- **Brief**: Look below and pull out each line with the word "JSON".

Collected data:
----

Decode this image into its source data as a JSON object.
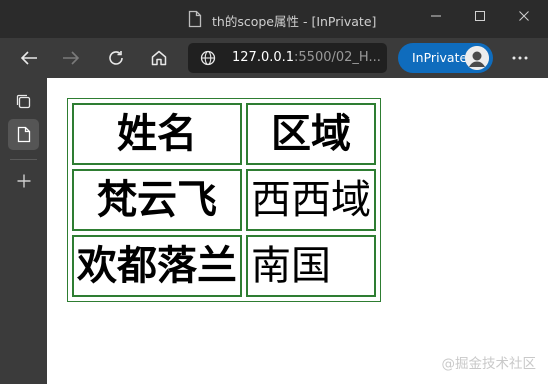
{
  "window": {
    "title": "th的scope属性 - [InPrivate]",
    "controls": [
      "minimize",
      "maximize",
      "close"
    ]
  },
  "toolbar": {
    "address_host": "127.0.0.1",
    "address_path": ":5500/02_H...",
    "inprivate_label": "InPrivate",
    "icons": [
      "back-icon",
      "forward-icon",
      "refresh-icon",
      "home-icon",
      "globe-icon",
      "more-icon"
    ]
  },
  "sidebar": {
    "icons": [
      "tab-actions-icon",
      "page-icon",
      "add-icon"
    ]
  },
  "table": {
    "headers": [
      "姓名",
      "区域"
    ],
    "rows": [
      {
        "header": "梵云飞",
        "cell": "西西域"
      },
      {
        "header": "欢都落兰",
        "cell": "南国"
      }
    ],
    "border_color": "#2e7d32"
  },
  "watermark": "@掘金技术社区",
  "colors": {
    "titlebar": "#2b2b2b",
    "toolbar": "#3b3b3b",
    "inprivate_accent": "#0f6cbd"
  }
}
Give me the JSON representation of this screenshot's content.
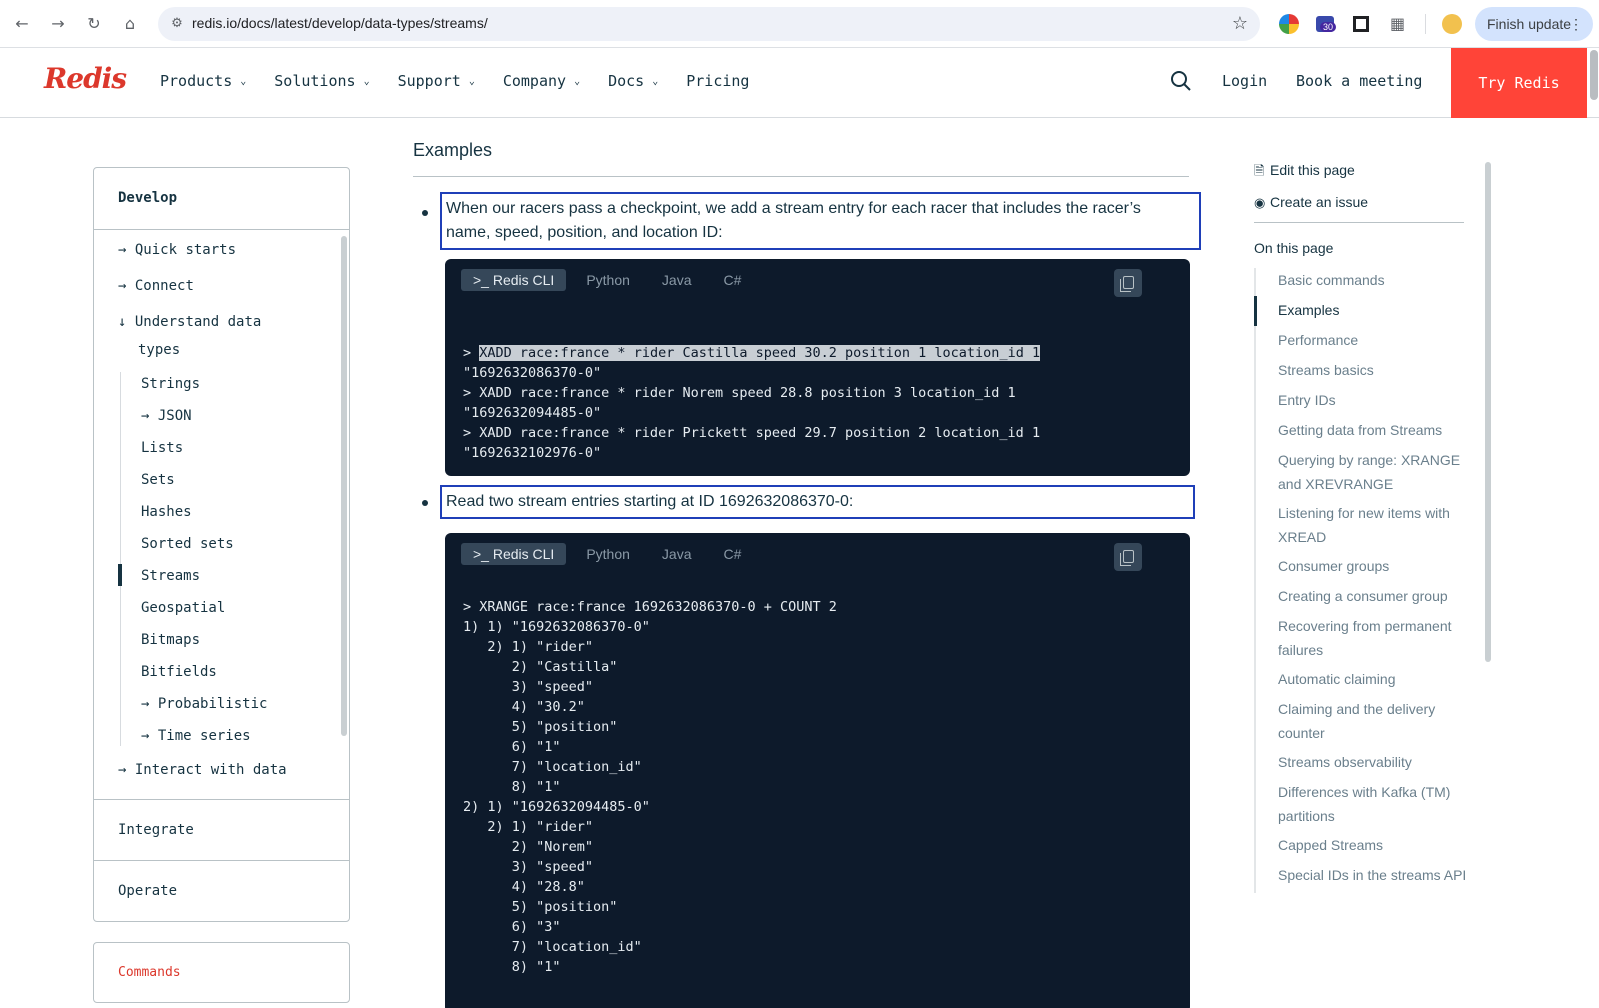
{
  "browser": {
    "url": "redis.io/docs/latest/develop/data-types/streams/",
    "finish_update": "Finish update",
    "ext_badge": "30"
  },
  "header": {
    "logo": "Redis",
    "nav": [
      "Products",
      "Solutions",
      "Support",
      "Company",
      "Docs",
      "Pricing"
    ],
    "login": "Login",
    "book": "Book a meeting",
    "try": "Try Redis"
  },
  "sidebar": {
    "title": "Develop",
    "items": [
      {
        "arrow": "→",
        "label": "Quick starts"
      },
      {
        "arrow": "→",
        "label": "Connect"
      },
      {
        "arrow": "↓",
        "label": "Understand data"
      },
      {
        "arrow": "",
        "label": "types"
      },
      {
        "arrow": "",
        "label": "Strings"
      },
      {
        "arrow": "→",
        "label": "JSON"
      },
      {
        "arrow": "",
        "label": "Lists"
      },
      {
        "arrow": "",
        "label": "Sets"
      },
      {
        "arrow": "",
        "label": "Hashes"
      },
      {
        "arrow": "",
        "label": "Sorted sets"
      },
      {
        "arrow": "",
        "label": "Streams"
      },
      {
        "arrow": "",
        "label": "Geospatial"
      },
      {
        "arrow": "",
        "label": "Bitmaps"
      },
      {
        "arrow": "",
        "label": "Bitfields"
      },
      {
        "arrow": "→",
        "label": "Probabilistic"
      },
      {
        "arrow": "→",
        "label": "Time series"
      },
      {
        "arrow": "→",
        "label": "Interact with data"
      }
    ],
    "integrate": "Integrate",
    "operate": "Operate",
    "commands": "Commands"
  },
  "content": {
    "heading": "Examples",
    "para1_line1": "When our racers pass a checkpoint, we add a stream entry for each racer that includes the racer’s",
    "para1_line2": "name, speed, position, and location ID:",
    "para2": "Read two stream entries starting at ID 1692632086370-0:",
    "tabs": ">_ Redis CLI|Python|Java|C#",
    "tab_labels": [
      ">_ Redis CLI",
      "Python",
      "Java",
      "C#"
    ],
    "code1": [
      "> XADD race:france * rider Castilla speed 30.2 position 1 location_id 1",
      "\"1692632086370-0\"",
      "> XADD race:france * rider Norem speed 28.8 position 3 location_id 1",
      "\"1692632094485-0\"",
      "> XADD race:france * rider Prickett speed 29.7 position 2 location_id 1",
      "\"1692632102976-0\""
    ],
    "code2": [
      "> XRANGE race:france 1692632086370-0 + COUNT 2",
      "1) 1) \"1692632086370-0\"",
      "   2) 1) \"rider\"",
      "      2) \"Castilla\"",
      "      3) \"speed\"",
      "      4) \"30.2\"",
      "      5) \"position\"",
      "      6) \"1\"",
      "      7) \"location_id\"",
      "      8) \"1\"",
      "2) 1) \"1692632094485-0\"",
      "   2) 1) \"rider\"",
      "      2) \"Norem\"",
      "      3) \"speed\"",
      "      4) \"28.8\"",
      "      5) \"position\"",
      "      6) \"3\"",
      "      7) \"location_id\"",
      "      8) \"1\""
    ]
  },
  "toc": {
    "edit": "Edit this page",
    "issue": "Create an issue",
    "heading": "On this page",
    "items": [
      "Basic commands",
      "Examples",
      "Performance",
      "Streams basics",
      "Entry IDs",
      "Getting data from Streams",
      "Querying by range: XRANGE and XREVRANGE",
      "Listening for new items with XREAD",
      "Consumer groups",
      "Creating a consumer group",
      "Recovering from permanent failures",
      "Automatic claiming",
      "Claiming and the delivery counter",
      "Streams observability",
      "Differences with Kafka (TM) partitions",
      "Capped Streams",
      "Special IDs in the streams API"
    ]
  }
}
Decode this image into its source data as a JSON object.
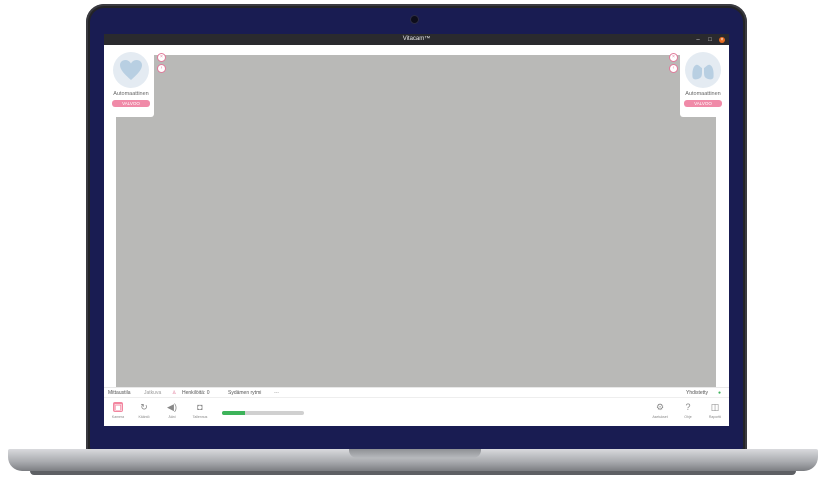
{
  "window": {
    "title": "Vitacam™"
  },
  "panels": {
    "left": {
      "label": "Automaattinen",
      "badge": "VALVOO",
      "icon": "heart-icon"
    },
    "right": {
      "label": "Automaattinen",
      "badge": "VALVOO",
      "icon": "lungs-icon"
    }
  },
  "status": {
    "mode_label": "Mittaustila",
    "mode_value": "Jatkuva",
    "person_icon": "person-icon",
    "subjects": "Henkilöitä: 0",
    "heart_rhythm": "Sydämen rytmi",
    "heart_value": "---",
    "connection": "Yhdistetty"
  },
  "toolbar": {
    "items": [
      {
        "label": "Kamera",
        "icon": "camera-icon"
      },
      {
        "label": "Kääntö",
        "icon": "rotate-icon"
      },
      {
        "label": "Ääni",
        "icon": "speaker-icon"
      },
      {
        "label": "Tallennus",
        "icon": "record-icon"
      }
    ],
    "right_items": [
      {
        "label": "Asetukset",
        "icon": "gear-icon"
      },
      {
        "label": "Ohje",
        "icon": "help-icon"
      },
      {
        "label": "Raportti",
        "icon": "report-icon"
      }
    ],
    "progress_fraction": 0.28
  },
  "colors": {
    "accent": "#f2859f",
    "bezel": "#191c52",
    "canvas": "#b9b9b7",
    "progress": "#3db35a"
  }
}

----

- **Task result**:
Decode this image into its source data as a JSON object.
Give me the JSON representation of this screenshot's content.
        "label": "JSON"
Decode this image into its source data as a JSON object.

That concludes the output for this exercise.